If you’re one of the over 500,000 people who follow Ella Halikas on Instagram or TikTok, you already know that the 25-year-old is much more than her modeling portfolio. And that’s saying something, considering front and center on that portfolio is none other than the Sports Illustrated Swimsuit Issue, in which Halikas appeared (in truly stunning fashion) in 2021. As one of the finalists of the SI Swim Search open casting call, Halikas said her motivation for applying to and appearing in the magazine was to “inspire everyone and anyone that’s watching this to truly love the skin they’re in.” But “I know it’s not easy,” she added in a Sports Illustrated video last year. “It’s a hard journey. It took me many, many years. You are worthy and you are beautiful just the way you are.”
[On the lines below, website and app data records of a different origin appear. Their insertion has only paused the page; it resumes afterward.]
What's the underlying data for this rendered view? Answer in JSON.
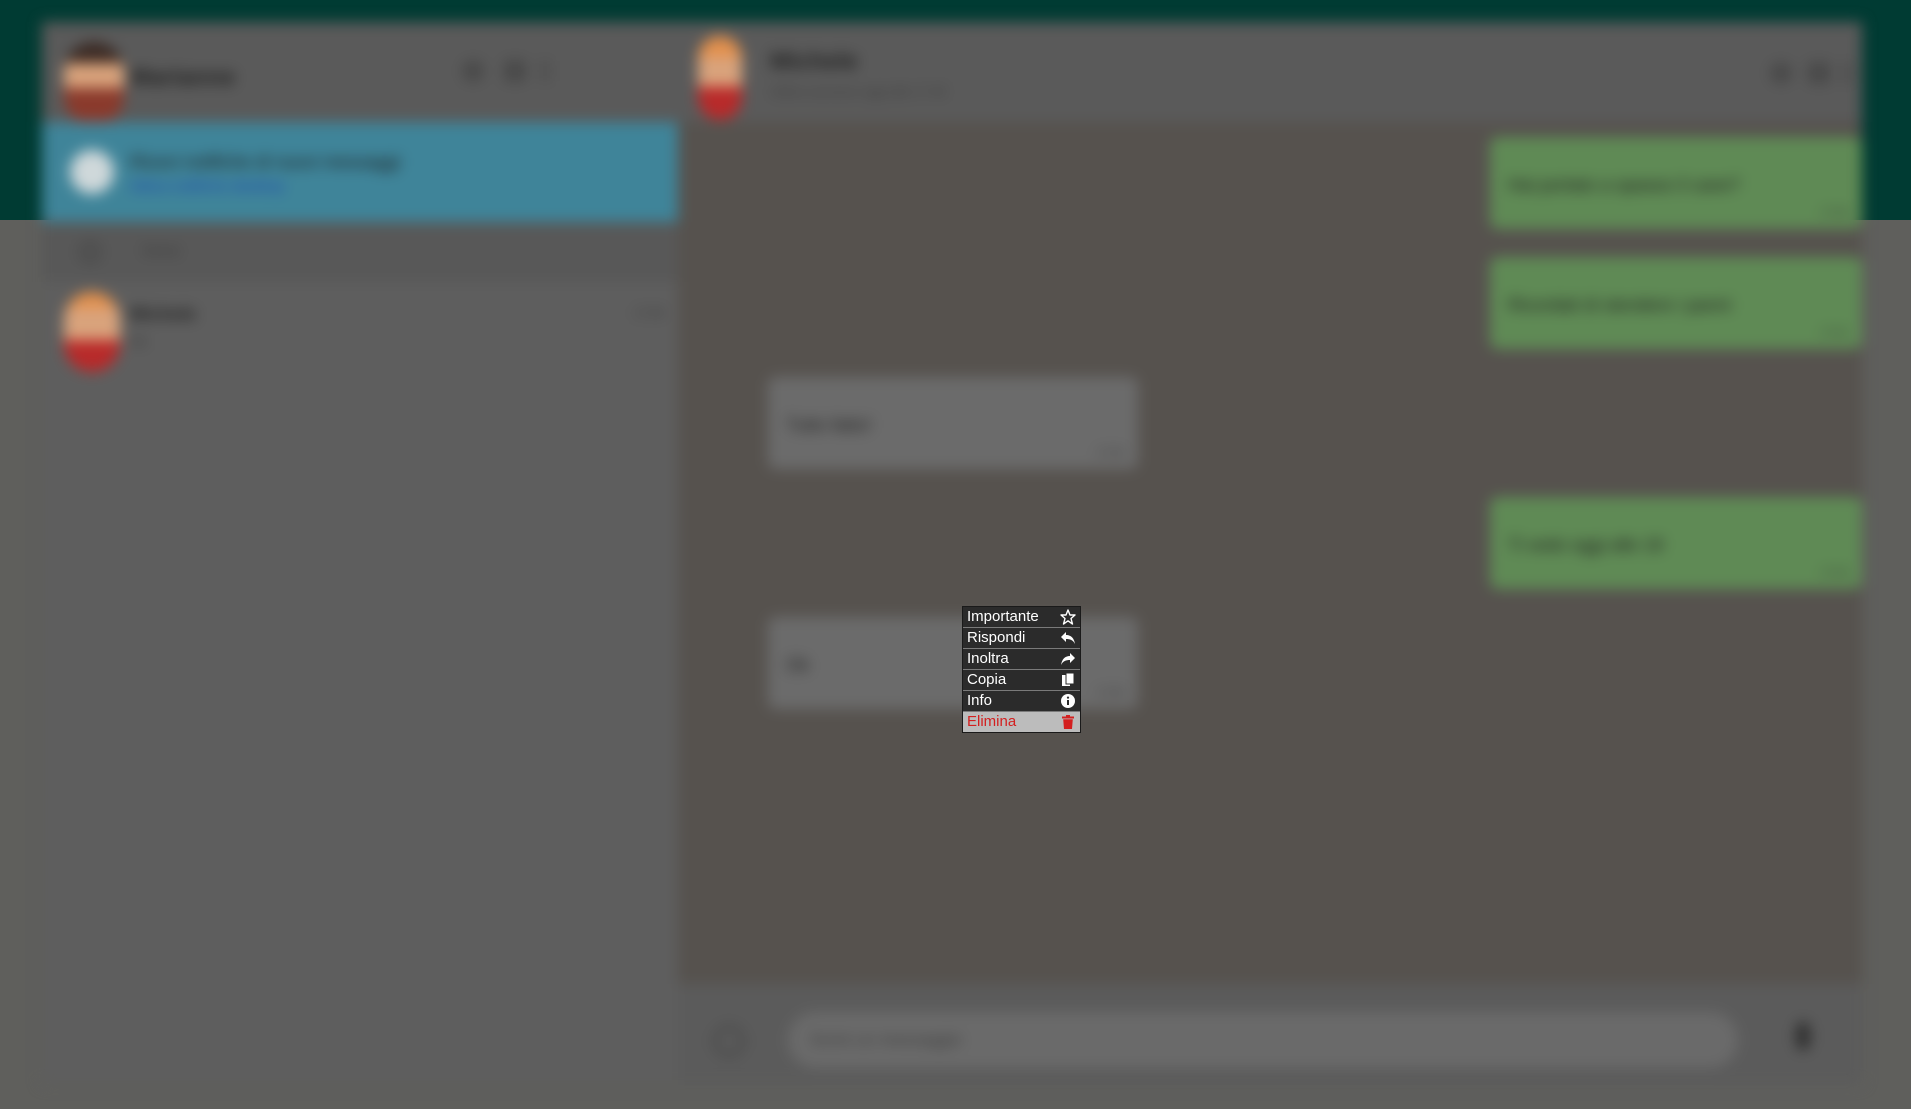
{
  "sidebar": {
    "user_name": "Marianne",
    "notification": {
      "title": "Ricevi notifiche di nuovi messaggi",
      "link": "Attiva notifiche desktop"
    },
    "search_placeholder": "Cerca",
    "chats": [
      {
        "name": "Michele",
        "preview": "Ok",
        "time": "17:45"
      }
    ]
  },
  "chat": {
    "contact_name": "Michele",
    "status": "Ultimo accesso oggi alle 17:45",
    "messages": [
      {
        "direction": "sent",
        "text": "Hai portato a spasso il cane?",
        "time": "17:40"
      },
      {
        "direction": "sent",
        "text": "Ricordati di stendere i panni",
        "time": "17:41"
      },
      {
        "direction": "received",
        "text": "Tutto fatto!",
        "time": "17:43"
      },
      {
        "direction": "sent",
        "text": "Ti vedo oggi alle 18",
        "time": "17:44"
      },
      {
        "direction": "received",
        "text": "Ok",
        "time": "17:45"
      }
    ],
    "composer_placeholder": "Scrivi un messaggio"
  },
  "context_menu": {
    "items": [
      {
        "label": "Importante",
        "icon": "star-icon"
      },
      {
        "label": "Rispondi",
        "icon": "reply-icon"
      },
      {
        "label": "Inoltra",
        "icon": "forward-icon"
      },
      {
        "label": "Copia",
        "icon": "copy-icon"
      },
      {
        "label": "Info",
        "icon": "info-icon"
      },
      {
        "label": "Elimina",
        "icon": "trash-icon",
        "danger": true
      }
    ]
  },
  "colors": {
    "header_bg": "#003b33",
    "sent_bubble": "#5f8a55",
    "danger": "#d32020"
  }
}
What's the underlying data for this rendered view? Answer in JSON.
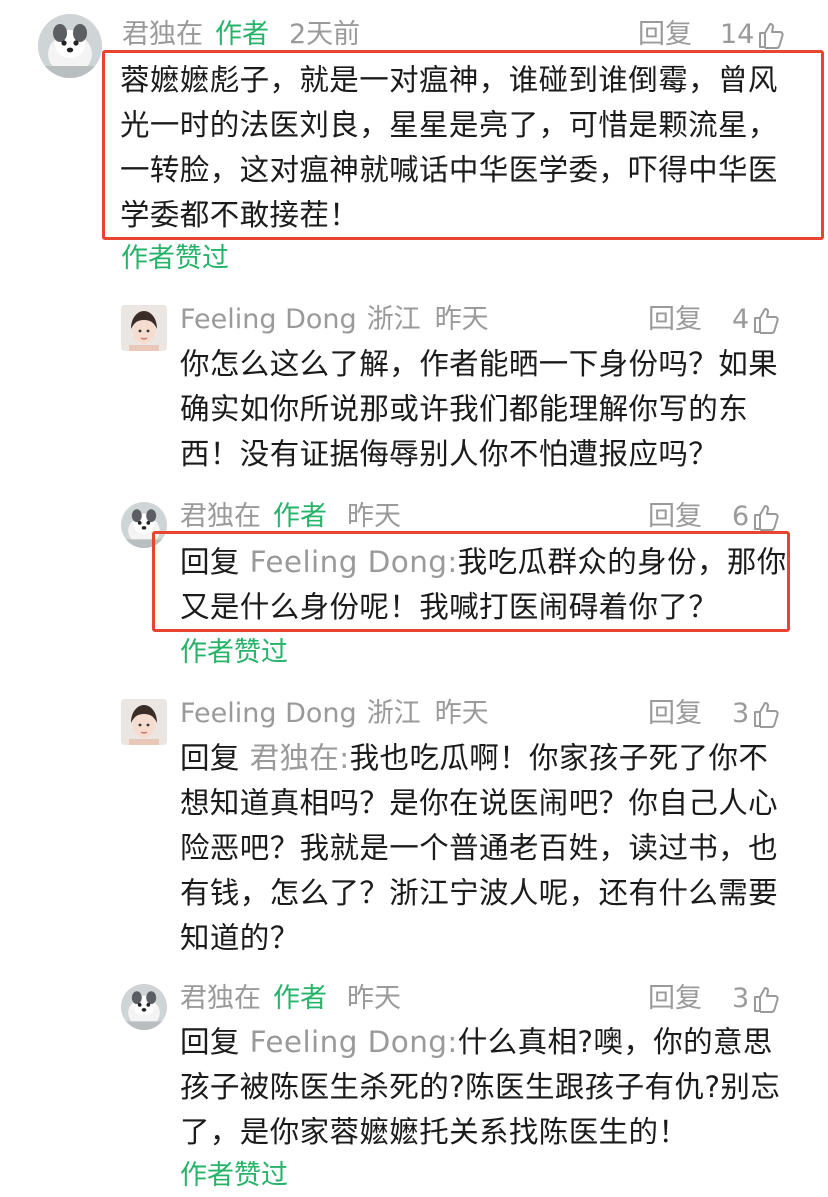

As a curve model and a fierce advocate for body positivity, one of Halikas’s messages is that fitness is for everyone and that working out is about so much more than weight loss or aesthetic goals. Halikas tells POPSUGAR that, for her, workouts are primarily for improving her mental health and boosting confidence. “I feel stronger and healthier overall when I’m focused on my fitness,” she says. “I become less anxious when I’m staying more active.”

Halikas’s routine is all about consistency. She does strength and conditioning twice a week with a personal trainer, along with two Pilates classes a week from Solidcore and a few walks mixed in. Blasting out HIIT circuits with her trainer makes her feel “empowered,” she says, “like I’m getting stronger every time.” With every workout she does, “I know I’m taking the necessary steps towards becoming the best version of myself.”

Her social feeds show Halikas nailing intense and effective strengthening moves like deadlifts, barbell squats, lunges, and bicep curls. By posting her workouts, the model hopes to motivate other people to exercise and get healthy, but not necessarily to strive for a certain body type or look. “I love to show others that health and fitness look different on every body and that you can never just look at someone and know their health and exercise levels,” Halikas explains.

“Just go for it” is Halikas’s advice to people who might be nervous to start a fitness journey or feel intimidated walking into a gym. “I know it’s easier said than done,” she adds, “but trust me, no one is focused on you when you’re working out.” (Seriously. They’re all too focused on their own workouts, we promise.) Start your fitness journey where you feel the most comfortable, Halikas adds, and it’s totally OK if that’s not at the gym. “Call a friend to go for a long walk with them instead,” she suggests. “You just want to get your body moving.”

Many of us have a very rigid idea of ​​what working out looks like, but Halikas points out that there are so many different types of workouts to try. Yoga, running, Pilates, barre, swimming, weightlifting, hiking, dancing, biking, sports . . . the list goes on (and on, and on). With so many options, “you should never feel like the industry isn’t open to you or that working out isn’t for you,” Halikas says. “There’s room for us all to prioritize our health and fitness.”